Push for New School-to-Work Program Fuels Debate on Educational Priorities
Phyllis Brasch Librach And Joan Little Of The Post-Dispatch, St Louis Post-Dispatch (MO)
MISSOURI OFFICIALS are designing a school project to put children on a career path that begins when they are in preschool.
In Missouri and nationwide, the path is called school-to-work. It teaches children as early as grade school the important relationship between school and work.

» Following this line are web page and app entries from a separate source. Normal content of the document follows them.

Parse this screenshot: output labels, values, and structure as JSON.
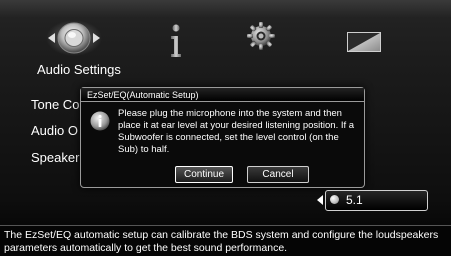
{
  "nav": {
    "icons": [
      "audio-settings-icon",
      "info-icon",
      "gear-icon",
      "display-icon"
    ],
    "selected_label": "Audio Settings"
  },
  "menu": {
    "items": [
      "Tone Co",
      "Audio O",
      "Speaker"
    ]
  },
  "dialog": {
    "title": "EzSet/EQ(Automatic Setup)",
    "message": "Please plug the microphone into the system and then place it at ear level at your desired listening position. If a Subwoofer is connected, set the level control (on the Sub) to half.",
    "icon": "info-icon",
    "continue_label": "Continue",
    "cancel_label": "Cancel"
  },
  "selector": {
    "value": "5.1"
  },
  "help": {
    "text": "The EzSet/EQ automatic setup can calibrate the BDS system and configure the loudspeakers parameters automatically to get the best sound performance."
  }
}
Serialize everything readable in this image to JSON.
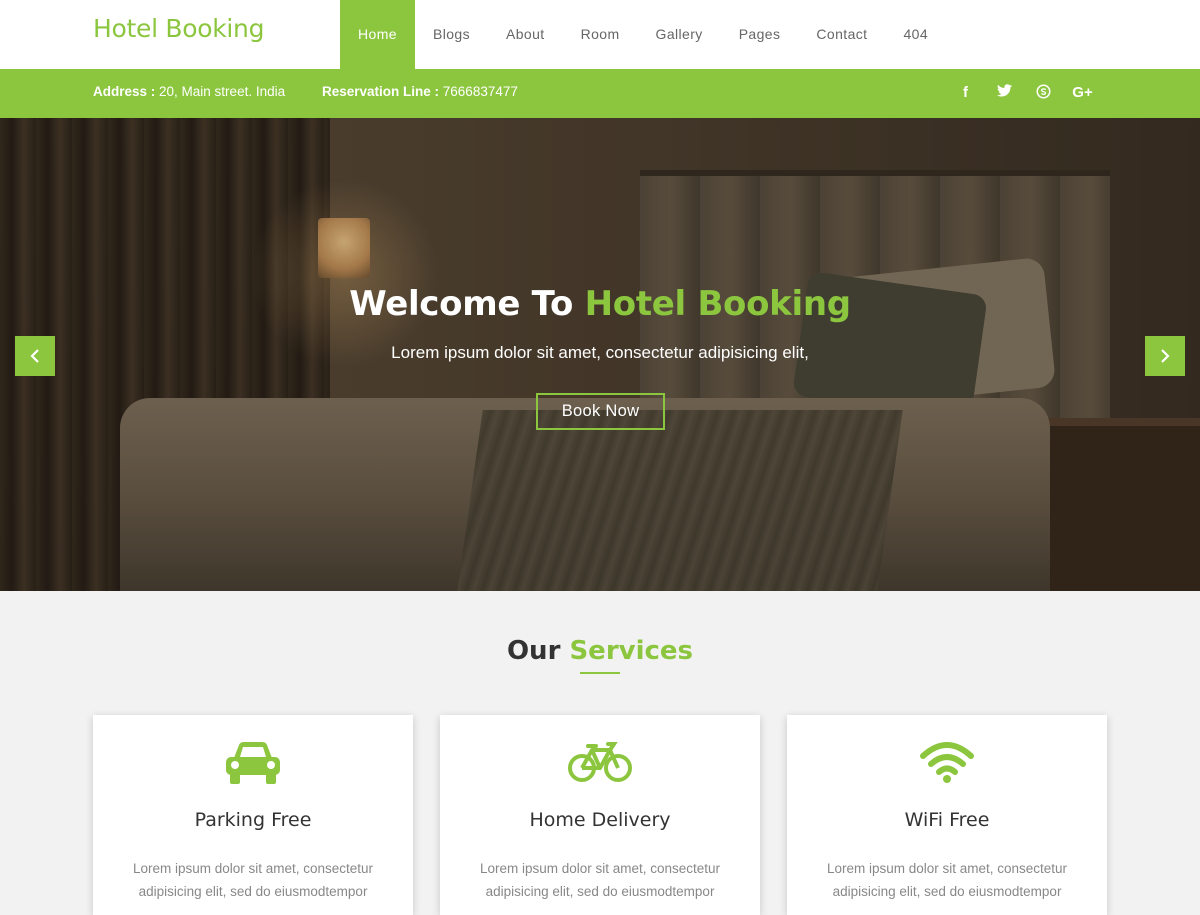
{
  "brand": "Hotel Booking",
  "nav": [
    {
      "label": "Home",
      "active": true
    },
    {
      "label": "Blogs"
    },
    {
      "label": "About"
    },
    {
      "label": "Room"
    },
    {
      "label": "Gallery"
    },
    {
      "label": "Pages"
    },
    {
      "label": "Contact"
    },
    {
      "label": "404"
    }
  ],
  "infobar": {
    "address_label": "Address :",
    "address_value": " 20, Main street. India",
    "reservation_label": "Reservation Line :",
    "reservation_value": " 7666837477",
    "social": [
      {
        "icon": "facebook-icon",
        "glyph": "f"
      },
      {
        "icon": "twitter-icon",
        "glyph": "t"
      },
      {
        "icon": "skype-icon",
        "glyph": "s"
      },
      {
        "icon": "google-plus-icon",
        "glyph": "G+"
      }
    ]
  },
  "hero": {
    "title_prefix": "Welcome To ",
    "title_accent": "Hotel Booking",
    "subtitle": "Lorem ipsum dolor sit amet, consectetur adipisicing elit,",
    "button": "Book Now",
    "prev_glyph": "‹",
    "next_glyph": "›"
  },
  "services": {
    "title_prefix": "Our ",
    "title_accent": "Services",
    "cards": [
      {
        "icon": "car-icon",
        "title": "Parking Free",
        "text": "Lorem ipsum dolor sit amet, consectetur adipisicing elit, sed do eiusmodtempor"
      },
      {
        "icon": "bicycle-icon",
        "title": "Home Delivery",
        "text": "Lorem ipsum dolor sit amet, consectetur adipisicing elit, sed do eiusmodtempor"
      },
      {
        "icon": "wifi-icon",
        "title": "WiFi Free",
        "text": "Lorem ipsum dolor sit amet, consectetur adipisicing elit, sed do eiusmodtempor"
      }
    ]
  },
  "colors": {
    "accent": "#8cc63f",
    "background": "#f2f2f2"
  }
}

In school-to-work, a first-grader learns about careers from firefighting to surgery. In middle school, students explore options further with activities such as visits to workplaces. By high school, teens shadow workers and do apprenticeships and internships while taking classes geared to specific career tracks. The goal is that by the time a student graduates from high school, he or she will have had job experiences off-campus. "School-to-work brings business into the classroom and takes the classroom into the workplace," said Steve Alexander, assistant director of School-to-Work Opportunities for Missouri, the state office that is launching the program. Thursday and Friday, school counselors from Missouri and Illinois will attend a workshop on the project at the Marriott Hotel downtown. School-to-work programs rely on a partnership of students, parents, educators, businesses, labor and higher education. Not everyone favors the concept, in the planning and testing stages here. "People raising concerns believe this is a huge job-control system rather than an improvement to the way we educate our youth," said Steven Boody, a leading opponent, who lives in the Parkway District. Opponents say school-to-work would: Eliminate local school board control. Sacrifice parental rights. Cost too much money. Cover all students including those in public, private and parochial schools and students who learn at home, which opponents say would take control of the child's education away from parents. School-to-work supporters say the concept gives children the solid academics and skills they need to succeed in a competitive workplace and be learners for life. Russell McCampbell, assistant commissioner of vocational and adult education in Missouri, "We want people to know there are good jobs out there that don't require the four-year degree, even though that is the American dream." The school-to-work idea has won the support of business and educators, including the St. Louis Public Schools, most public school districts in St. Louis and St. Charles counties, the St. Louis Archdiocesan Schools, community colleges and some area public colleges. Supporters say school-to-work would: Retain local control through regional partnerships. Count on parents' participation. …